Since the first presentation at the beginning of February the emergency services visited 31 classrooms and reached out to roughly 900 students in the city and surrounding rural communities including Mortlach and Eyebrow. During the presentation students were shown a slide show of driving statistics regarding collisions and fatalities as a result of distracted driving and what classified as being a distraction while operating a motor vehicle.
Kathy Bassett, Public Education Officer with the Fire Department, said they've had students and parents approach them to say they appreciated the program.
"It just means everything to us that we're getting that feedback. That we're having that positive affirmation and that we're getting the message through. If we can save 1 life it's worth it, if we can save 100 lives it's worth it," said Bassett.
One students who was in attendance for the final presentation, Justyce Tolley whose in Grade 11, said the information hit home for him and knows that he wouldn't want to put the people he cares about at risk.
"I drive my sister to school on Tuesday and Thursday and I think I'd feel absolutely terrible if I had anything to do with her getting hurt."
Tolley noted even though he is one of the first in his group of friends to get his license, he would feel comfortable telling one of his peers to pay attention while driving.
Stressing the importance of safety all year round, but even more so as we approach summer Sgt. Tim Schwartz with the RCMP, said drivers need to thing about safety first.
"People are in a rush and try to multitask, well multitasking of driving isn't apart of this presentation or not part of getting your license. It's about staying focused, you're driving a vehicle that has got a lot of weight and could cause the loss of your life or someone else."

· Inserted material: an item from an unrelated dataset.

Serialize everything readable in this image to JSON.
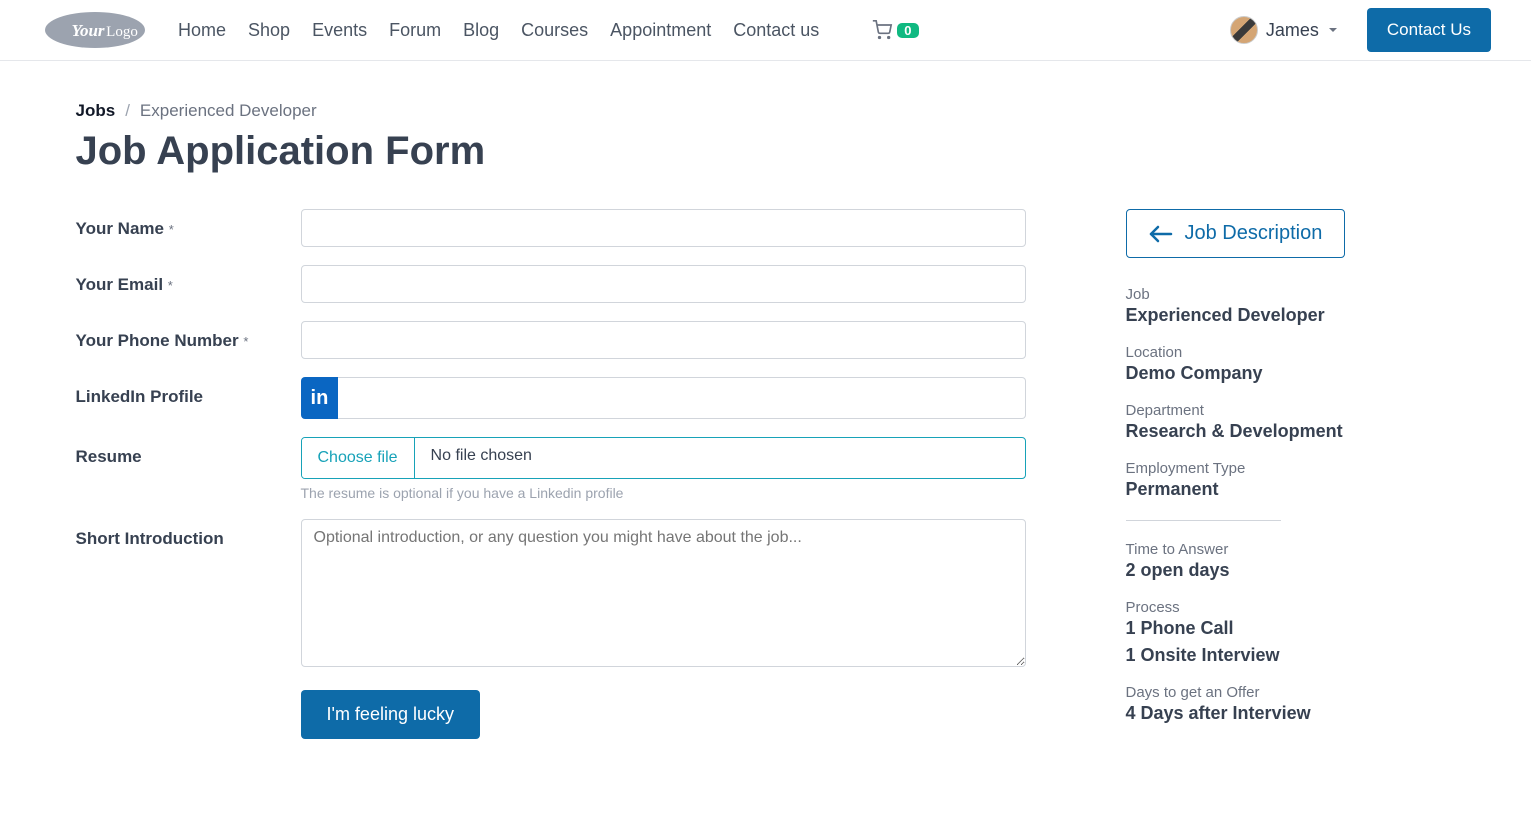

Bassett said they want to bring the program back next year and focus on reaching out to Grade 9 and 10 students, to hopefully break an unsafe habit before it begins.